## Problem requirements:
Each line of data below must be printed exactly as written, with any pictures removed.
***** The data *****
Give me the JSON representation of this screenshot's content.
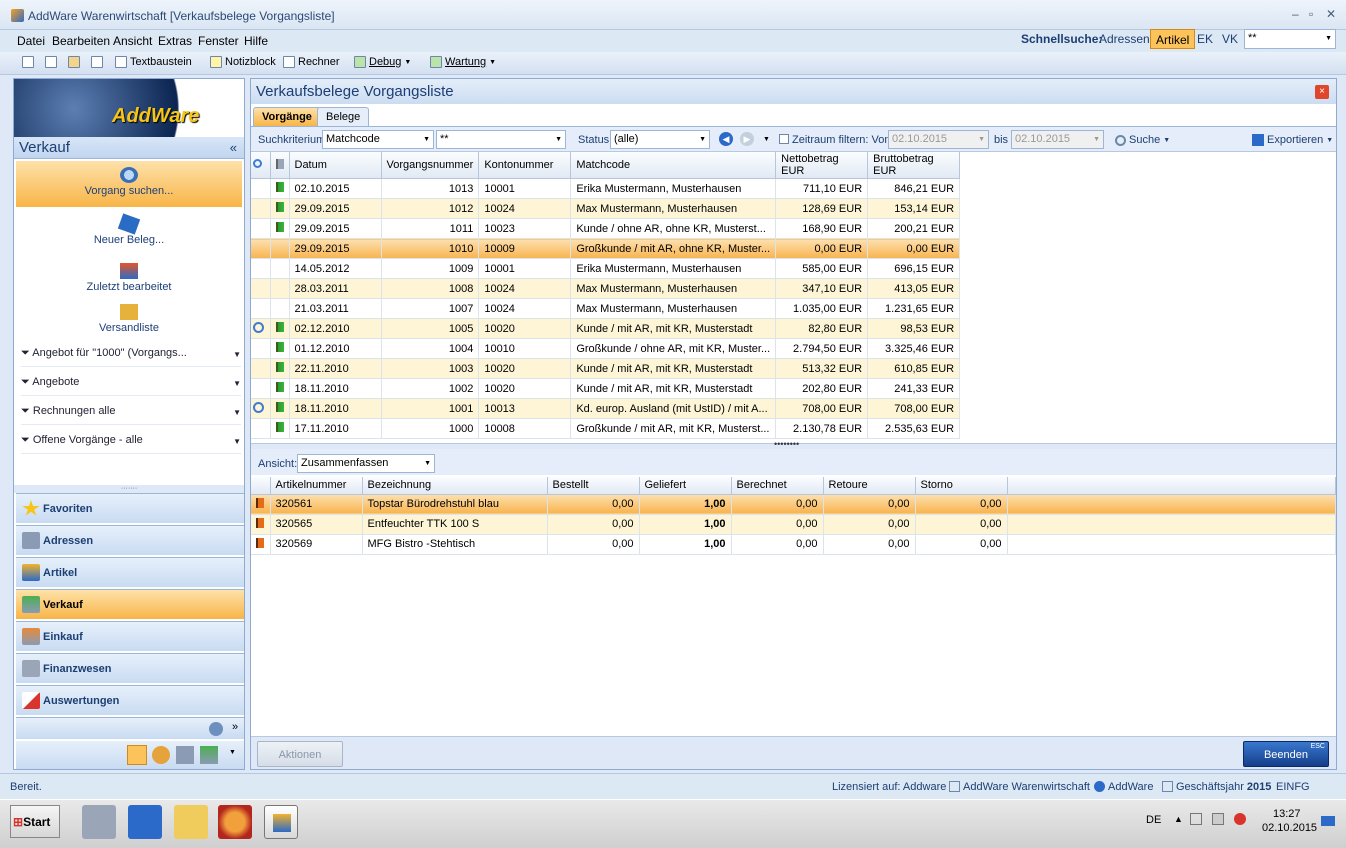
{
  "window": {
    "title": "AddWare Warenwirtschaft [Verkaufsbelege Vorgangsliste]"
  },
  "menu": [
    "Datei",
    "Bearbeiten",
    "Ansicht",
    "Extras",
    "Fenster",
    "Hilfe"
  ],
  "toolbar": {
    "textbaustein": "Textbaustein",
    "notizblock": "Notizblock",
    "rechner": "Rechner",
    "debug": "Debug",
    "wartung": "Wartung"
  },
  "schnellsuche": {
    "label": "Schnellsuche:",
    "adressen": "Adressen",
    "artikel": "Artikel",
    "ek": "EK",
    "vk": "VK",
    "value": "**"
  },
  "sidebar": {
    "logo": "AddWare",
    "title": "Verkauf",
    "actions": [
      "Vorgang suchen...",
      "Neuer Beleg...",
      "Zuletzt bearbeitet",
      "Versandliste"
    ],
    "filters": [
      "Angebot für \"1000\" (Vorgangs...",
      "Angebote",
      "Rechnungen alle",
      "Offene Vorgänge - alle"
    ],
    "modules": [
      "Favoriten",
      "Adressen",
      "Artikel",
      "Verkauf",
      "Einkauf",
      "Finanzwesen",
      "Auswertungen"
    ]
  },
  "main": {
    "title": "Verkaufsbelege Vorgangsliste",
    "tabs": [
      "Vorgänge",
      "Belege"
    ],
    "filter": {
      "suchkriterium_label": "Suchkriterium",
      "suchkriterium": "Matchcode",
      "search": "**",
      "status_label": "Status",
      "status": "(alle)",
      "zeitraum": "Zeitraum filtern: Von",
      "von": "02.10.2015",
      "bis_label": "bis",
      "bis": "02.10.2015",
      "suche": "Suche",
      "exportieren": "Exportieren"
    },
    "columns": [
      "Datum",
      "Vorgangsnummer",
      "Kontonummer",
      "Matchcode",
      "Nettobetrag EUR",
      "Bruttobetrag EUR"
    ],
    "rows": [
      {
        "datum": "02.10.2015",
        "nr": "1013",
        "konto": "10001",
        "match": "Erika Mustermann, Musterhausen",
        "netto": "711,10 EUR",
        "brutto": "846,21 EUR",
        "flag": true,
        "sync": false
      },
      {
        "datum": "29.09.2015",
        "nr": "1012",
        "konto": "10024",
        "match": "Max Mustermann, Musterhausen",
        "netto": "128,69 EUR",
        "brutto": "153,14 EUR",
        "flag": true,
        "sync": false
      },
      {
        "datum": "29.09.2015",
        "nr": "1011",
        "konto": "10023",
        "match": "Kunde / ohne AR, ohne KR, Musterst...",
        "netto": "168,90 EUR",
        "brutto": "200,21 EUR",
        "flag": true,
        "sync": false
      },
      {
        "datum": "29.09.2015",
        "nr": "1010",
        "konto": "10009",
        "match": "Großkunde / mit AR, ohne KR, Muster...",
        "netto": "0,00 EUR",
        "brutto": "0,00 EUR",
        "flag": false,
        "sync": false
      },
      {
        "datum": "14.05.2012",
        "nr": "1009",
        "konto": "10001",
        "match": "Erika Mustermann, Musterhausen",
        "netto": "585,00 EUR",
        "brutto": "696,15 EUR",
        "flag": false,
        "sync": false
      },
      {
        "datum": "28.03.2011",
        "nr": "1008",
        "konto": "10024",
        "match": "Max Mustermann, Musterhausen",
        "netto": "347,10 EUR",
        "brutto": "413,05 EUR",
        "flag": false,
        "sync": false
      },
      {
        "datum": "21.03.2011",
        "nr": "1007",
        "konto": "10024",
        "match": "Max Mustermann, Musterhausen",
        "netto": "1.035,00 EUR",
        "brutto": "1.231,65 EUR",
        "flag": false,
        "sync": false
      },
      {
        "datum": "02.12.2010",
        "nr": "1005",
        "konto": "10020",
        "match": "Kunde / mit AR, mit KR, Musterstadt",
        "netto": "82,80 EUR",
        "brutto": "98,53 EUR",
        "flag": true,
        "sync": true
      },
      {
        "datum": "01.12.2010",
        "nr": "1004",
        "konto": "10010",
        "match": "Großkunde / ohne AR, mit KR, Muster...",
        "netto": "2.794,50 EUR",
        "brutto": "3.325,46 EUR",
        "flag": true,
        "sync": false
      },
      {
        "datum": "22.11.2010",
        "nr": "1003",
        "konto": "10020",
        "match": "Kunde / mit AR, mit KR, Musterstadt",
        "netto": "513,32 EUR",
        "brutto": "610,85 EUR",
        "flag": true,
        "sync": false
      },
      {
        "datum": "18.11.2010",
        "nr": "1002",
        "konto": "10020",
        "match": "Kunde / mit AR, mit KR, Musterstadt",
        "netto": "202,80 EUR",
        "brutto": "241,33 EUR",
        "flag": true,
        "sync": false
      },
      {
        "datum": "18.11.2010",
        "nr": "1001",
        "konto": "10013",
        "match": "Kd. europ. Ausland (mit UstID) / mit A...",
        "netto": "708,00 EUR",
        "brutto": "708,00 EUR",
        "flag": true,
        "sync": true
      },
      {
        "datum": "17.11.2010",
        "nr": "1000",
        "konto": "10008",
        "match": "Großkunde / mit AR, mit KR, Musterst...",
        "netto": "2.130,78 EUR",
        "brutto": "2.535,63 EUR",
        "flag": true,
        "sync": false
      }
    ],
    "ansicht_label": "Ansicht:",
    "ansicht": "Zusammenfassen",
    "detail_columns": [
      "Artikelnummer",
      "Bezeichnung",
      "Bestellt",
      "Geliefert",
      "Berechnet",
      "Retoure",
      "Storno"
    ],
    "detail_rows": [
      {
        "nr": "320561",
        "bez": "Topstar Bürodrehstuhl blau",
        "bestellt": "0,00",
        "geliefert": "1,00",
        "berechnet": "0,00",
        "retoure": "0,00",
        "storno": "0,00"
      },
      {
        "nr": "320565",
        "bez": "Entfeuchter TTK 100 S",
        "bestellt": "0,00",
        "geliefert": "1,00",
        "berechnet": "0,00",
        "retoure": "0,00",
        "storno": "0,00"
      },
      {
        "nr": "320569",
        "bez": "MFG Bistro -Stehtisch",
        "bestellt": "0,00",
        "geliefert": "1,00",
        "berechnet": "0,00",
        "retoure": "0,00",
        "storno": "0,00"
      }
    ],
    "aktionen": "Aktionen",
    "beenden": "Beenden",
    "esc": "ESC"
  },
  "status": {
    "left": "Bereit.",
    "lizenz": "Lizensiert auf: Addware",
    "app": "AddWare Warenwirtschaft",
    "user": "AddWare",
    "gj_label": "Geschäftsjahr",
    "gj": "2015",
    "mode": "EINFG"
  },
  "taskbar": {
    "start": "Start",
    "lang": "DE",
    "time": "13:27",
    "date": "02.10.2015"
  }
}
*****
## Answer below:
Give me the JSON representation of this screenshot's content.
{
  "window": {
    "title": "AddWare Warenwirtschaft [Verkaufsbelege Vorgangsliste]"
  },
  "menu": [
    "Datei",
    "Bearbeiten",
    "Ansicht",
    "Extras",
    "Fenster",
    "Hilfe"
  ],
  "toolbar": {
    "textbaustein": "Textbaustein",
    "notizblock": "Notizblock",
    "rechner": "Rechner",
    "debug": "Debug",
    "wartung": "Wartung"
  },
  "schnellsuche": {
    "label": "Schnellsuche:",
    "adressen": "Adressen",
    "artikel": "Artikel",
    "ek": "EK",
    "vk": "VK",
    "value": "**"
  },
  "sidebar": {
    "logo": "AddWare",
    "title": "Verkauf",
    "actions": [
      "Vorgang suchen...",
      "Neuer Beleg...",
      "Zuletzt bearbeitet",
      "Versandliste"
    ],
    "filters": [
      "Angebot für \"1000\" (Vorgangs...",
      "Angebote",
      "Rechnungen alle",
      "Offene Vorgänge - alle"
    ],
    "modules": [
      "Favoriten",
      "Adressen",
      "Artikel",
      "Verkauf",
      "Einkauf",
      "Finanzwesen",
      "Auswertungen"
    ]
  },
  "main": {
    "title": "Verkaufsbelege Vorgangsliste",
    "tabs": [
      "Vorgänge",
      "Belege"
    ],
    "filter": {
      "suchkriterium_label": "Suchkriterium",
      "suchkriterium": "Matchcode",
      "search": "**",
      "status_label": "Status",
      "status": "(alle)",
      "zeitraum": "Zeitraum filtern: Von",
      "von": "02.10.2015",
      "bis_label": "bis",
      "bis": "02.10.2015",
      "suche": "Suche",
      "exportieren": "Exportieren"
    },
    "columns": [
      "Datum",
      "Vorgangsnummer",
      "Kontonummer",
      "Matchcode",
      "Nettobetrag EUR",
      "Bruttobetrag EUR"
    ],
    "rows": [
      {
        "datum": "02.10.2015",
        "nr": "1013",
        "konto": "10001",
        "match": "Erika Mustermann, Musterhausen",
        "netto": "711,10 EUR",
        "brutto": "846,21 EUR",
        "flag": true,
        "sync": false
      },
      {
        "datum": "29.09.2015",
        "nr": "1012",
        "konto": "10024",
        "match": "Max Mustermann, Musterhausen",
        "netto": "128,69 EUR",
        "brutto": "153,14 EUR",
        "flag": true,
        "sync": false
      },
      {
        "datum": "29.09.2015",
        "nr": "1011",
        "konto": "10023",
        "match": "Kunde / ohne AR, ohne KR, Musterst...",
        "netto": "168,90 EUR",
        "brutto": "200,21 EUR",
        "flag": true,
        "sync": false
      },
      {
        "datum": "29.09.2015",
        "nr": "1010",
        "konto": "10009",
        "match": "Großkunde / mit AR, ohne KR, Muster...",
        "netto": "0,00 EUR",
        "brutto": "0,00 EUR",
        "flag": false,
        "sync": false
      },
      {
        "datum": "14.05.2012",
        "nr": "1009",
        "konto": "10001",
        "match": "Erika Mustermann, Musterhausen",
        "netto": "585,00 EUR",
        "brutto": "696,15 EUR",
        "flag": false,
        "sync": false
      },
      {
        "datum": "28.03.2011",
        "nr": "1008",
        "konto": "10024",
        "match": "Max Mustermann, Musterhausen",
        "netto": "347,10 EUR",
        "brutto": "413,05 EUR",
        "flag": false,
        "sync": false
      },
      {
        "datum": "21.03.2011",
        "nr": "1007",
        "konto": "10024",
        "match": "Max Mustermann, Musterhausen",
        "netto": "1.035,00 EUR",
        "brutto": "1.231,65 EUR",
        "flag": false,
        "sync": false
      },
      {
        "datum": "02.12.2010",
        "nr": "1005",
        "konto": "10020",
        "match": "Kunde / mit AR, mit KR, Musterstadt",
        "netto": "82,80 EUR",
        "brutto": "98,53 EUR",
        "flag": true,
        "sync": true
      },
      {
        "datum": "01.12.2010",
        "nr": "1004",
        "konto": "10010",
        "match": "Großkunde / ohne AR, mit KR, Muster...",
        "netto": "2.794,50 EUR",
        "brutto": "3.325,46 EUR",
        "flag": true,
        "sync": false
      },
      {
        "datum": "22.11.2010",
        "nr": "1003",
        "konto": "10020",
        "match": "Kunde / mit AR, mit KR, Musterstadt",
        "netto": "513,32 EUR",
        "brutto": "610,85 EUR",
        "flag": true,
        "sync": false
      },
      {
        "datum": "18.11.2010",
        "nr": "1002",
        "konto": "10020",
        "match": "Kunde / mit AR, mit KR, Musterstadt",
        "netto": "202,80 EUR",
        "brutto": "241,33 EUR",
        "flag": true,
        "sync": false
      },
      {
        "datum": "18.11.2010",
        "nr": "1001",
        "konto": "10013",
        "match": "Kd. europ. Ausland (mit UstID) / mit A...",
        "netto": "708,00 EUR",
        "brutto": "708,00 EUR",
        "flag": true,
        "sync": true
      },
      {
        "datum": "17.11.2010",
        "nr": "1000",
        "konto": "10008",
        "match": "Großkunde / mit AR, mit KR, Musterst...",
        "netto": "2.130,78 EUR",
        "brutto": "2.535,63 EUR",
        "flag": true,
        "sync": false
      }
    ],
    "ansicht_label": "Ansicht:",
    "ansicht": "Zusammenfassen",
    "detail_columns": [
      "Artikelnummer",
      "Bezeichnung",
      "Bestellt",
      "Geliefert",
      "Berechnet",
      "Retoure",
      "Storno"
    ],
    "detail_rows": [
      {
        "nr": "320561",
        "bez": "Topstar Bürodrehstuhl blau",
        "bestellt": "0,00",
        "geliefert": "1,00",
        "berechnet": "0,00",
        "retoure": "0,00",
        "storno": "0,00"
      },
      {
        "nr": "320565",
        "bez": "Entfeuchter TTK 100 S",
        "bestellt": "0,00",
        "geliefert": "1,00",
        "berechnet": "0,00",
        "retoure": "0,00",
        "storno": "0,00"
      },
      {
        "nr": "320569",
        "bez": "MFG Bistro -Stehtisch",
        "bestellt": "0,00",
        "geliefert": "1,00",
        "berechnet": "0,00",
        "retoure": "0,00",
        "storno": "0,00"
      }
    ],
    "aktionen": "Aktionen",
    "beenden": "Beenden",
    "esc": "ESC"
  },
  "status": {
    "left": "Bereit.",
    "lizenz": "Lizensiert auf: Addware",
    "app": "AddWare Warenwirtschaft",
    "user": "AddWare",
    "gj_label": "Geschäftsjahr",
    "gj": "2015",
    "mode": "EINFG"
  },
  "taskbar": {
    "start": "Start",
    "lang": "DE",
    "time": "13:27",
    "date": "02.10.2015"
  }
}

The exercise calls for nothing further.